    Big difference!
    Uh, yeah.

  15. #55
    Senior Member 3WE's Avatar
    Join Date
    Jan 2008
    Posts
    5,061

    Default

    Quote Originally Posted by Evan View Post
    Uh, maybe.
    Fixed.

    (Don't be so black and white).
    Les règles de l'aviation de base découragent de longues périodes de dur tirer vers le haut.

  16. #56
    Senior Member B757300's Avatar
    Join Date
    May 2003
    Location
    CLL
    Posts
    1,374

    Default

    A theory I saw posted on another forum by a 767 pilot was that this may be similar to China Airlines 140, an inadvertent activation of the TOGA system, and then the crew did not respond correctly to it.

    Just a theory, but thought I'd post it here to see what everyone else thinks.

  17. #57
    Senior Member Gabriel's Avatar
    Join Date
    Jan 2008
    Location
    Buenos Aires - Argentina
    Posts
    6,971

    Default

    Quote Originally Posted by B757300 View Post
    A theory I saw posted on another forum by a 767 pilot was that this may be similar to China Airlines 140, an inadvertent activation of the TOGA system, and then the crew did not respond correctly to it.

    Just a theory, but thought I'd post it here to see what everyone else thinks.
    I don't think so.

    I believe that in the 767 (actually I believe that all airplanes including now, after a mod, the A300 as the one involved in that accident) the AP disconnects if you make more than a certain threshold force in the controls.

    --- Judge what is said by the merits of what is said, not by the credentials of who said it. ---
    --- Defend what you say with arguments, not by imposing your credentials ---

  18. #58
    Senior Member 3WE's Avatar
    Join Date
    Jan 2008
    Posts
    5,061

    Default Question to Bobby / VNavV / ATL:

    Several folks have offered up a "disorientation" theory...with that $20 Somgraphicalillusionary word...

    That's fine and all, but I thought that "upset recovery" and/or "unusual attitude" recovery was something that was practiced maybe yearly?...

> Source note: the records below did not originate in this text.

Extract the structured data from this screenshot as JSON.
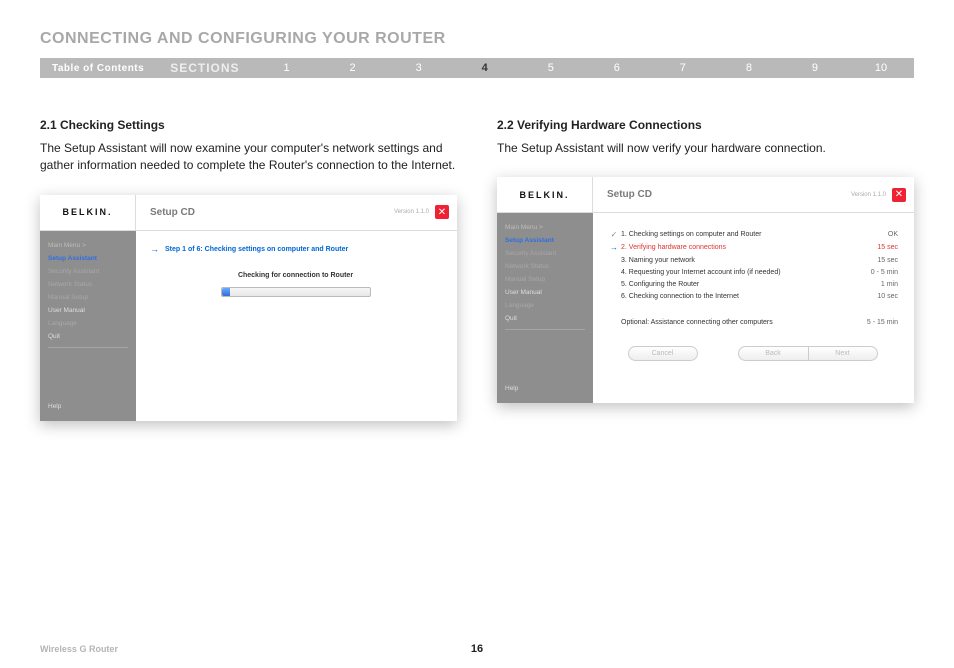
{
  "page_title": "CONNECTING AND CONFIGURING YOUR ROUTER",
  "nav": {
    "toc": "Table of Contents",
    "sections_label": "SECTIONS",
    "numbers": [
      "1",
      "2",
      "3",
      "4",
      "5",
      "6",
      "7",
      "8",
      "9",
      "10"
    ],
    "active": "4"
  },
  "left": {
    "heading": "2.1 Checking Settings",
    "body": "The Setup Assistant will now examine your computer's network settings and gather information needed to complete the Router's connection to the Internet."
  },
  "right": {
    "heading": "2.2 Verifying Hardware Connections",
    "body": "The Setup Assistant will now verify your hardware connection."
  },
  "panel_common": {
    "logo": "BELKIN.",
    "title": "Setup CD",
    "version": "Version 1.1.0",
    "close": "✕"
  },
  "sidebar": {
    "breadcrumb": "Main Menu  >",
    "items": {
      "setup_assistant": "Setup Assistant",
      "security_assistant": "Security Assistant",
      "network_status": "Network Status",
      "manual_setup": "Manual Setup",
      "user_manual": "User Manual",
      "language": "Language",
      "quit": "Quit",
      "help": "Help"
    }
  },
  "panel1": {
    "step_line": "Step 1 of 6: Checking settings on computer and Router",
    "checking": "Checking for connection to Router"
  },
  "panel2": {
    "steps": [
      {
        "icon": "check",
        "text": "1. Checking settings on computer and Router",
        "time": "OK"
      },
      {
        "icon": "arrow",
        "text": "2. Verifying hardware connections",
        "time": "15 sec",
        "current": true
      },
      {
        "icon": "",
        "text": "3. Naming your network",
        "time": "15 sec"
      },
      {
        "icon": "",
        "text": "4. Requesting your Internet account info (if needed)",
        "time": "0 - 5 min"
      },
      {
        "icon": "",
        "text": "5. Configuring the Router",
        "time": "1 min"
      },
      {
        "icon": "",
        "text": "6. Checking connection to the Internet",
        "time": "10 sec"
      }
    ],
    "optional": {
      "text": "Optional: Assistance connecting other computers",
      "time": "5 - 15 min"
    },
    "buttons": {
      "cancel": "Cancel",
      "back": "Back",
      "next": "Next"
    }
  },
  "footer": {
    "left": "Wireless G Router",
    "page": "16"
  }
}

    ...and is a skill that goes waaaaaaaay back to basic instrument stuff (maybe even the basic private pilot stuff)and all sorts of recurrent checks and trainings and such...

    ...and is not sooo complicated that you'd really forget it...

    The single question is "How often do you practice unusual attitude recovery"

    Thanks.
    Les règles de l'aviation de base découragent de longues périodes de dur tirer vers le haut.

  19. #59
    Senior Member BoeingBobby's Avatar
    Join Date
    Jun 2009
    Location
    MIA
    Posts
    1,412

    Default

    [QUOTE=3WE;

    The single question is "How often do you practice unusual attitude recovery"

    Thanks.[/QUOTE]

    Answer to your question is every other simulator session, so once a year.

    Sorry but I am not at liberty to discuss this accident. I am sure you will understand.

  20. #60
    Junior Member
    Join Date
    Jul 2013
    Posts
    92

    Default

    Any more news from the NTSB on this crash?

Posting Permissions

  • You may not post new threads
  • You may not post replies
  • You may not post attachments
  • You may not edit your posts
  •